I was also stoked that we had no one behind us on the route. I didn't feel rushed and I was able to focus on looking for pro placements. 

Overall, the climbing on the 3 pitches that I lead was easy. It's finding places for pro that was challenging. And being such a newbie, I know I took long when placing pro. I wanted to make certain that all 4 lobes of the cam were in contact with the rock surface. Also, I need to work on looking for spots to place pro before I leave the belay station. On all 3 pitches that I lead I found that I didn't see the good spots ahead of time and ended up going past them. So I'd downclimb a couple steps in order to get a good stance and to place pro. 

But most times I did guess the right pieces of pro to place on the first try. Selecting which piece and what size pro to place reminded me of my (much younger) days as an aircraft Pneudraulics systems mechanic in the U.S. Armed Forces. It's very similar to determining which tools to use in assembly and disassembly of aircraft parts.

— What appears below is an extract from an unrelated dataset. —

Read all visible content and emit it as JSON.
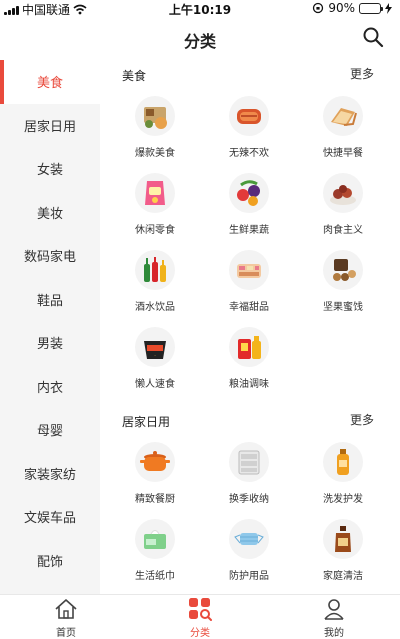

Sean was super great in pointing out the route - just what a newbie like me needs! He also critiqued my pro placements. 

Trad lead is addicting. Besides the mechanical aspect of the sport, I love that it involves problem-solving and climbing/risk management - it's totally fun! Looking forward to more trad climbing!

I didn't get a chance to take a lot of photos, so here are a few. Too busy climbing! ;D

Looking up at P2 from the belay

Belaying Sean up P2

Looking up at P3 from the belay

I was tempted not to place any pro
on this pitch since the climb was so
easy,  but I did end up placing 3 pieces; a cam, a pink tricam and then another cam.

Little pedestal at the end of P4

Piton just above the P5 belay

Sean at the end of P5

Views from the Smile Belay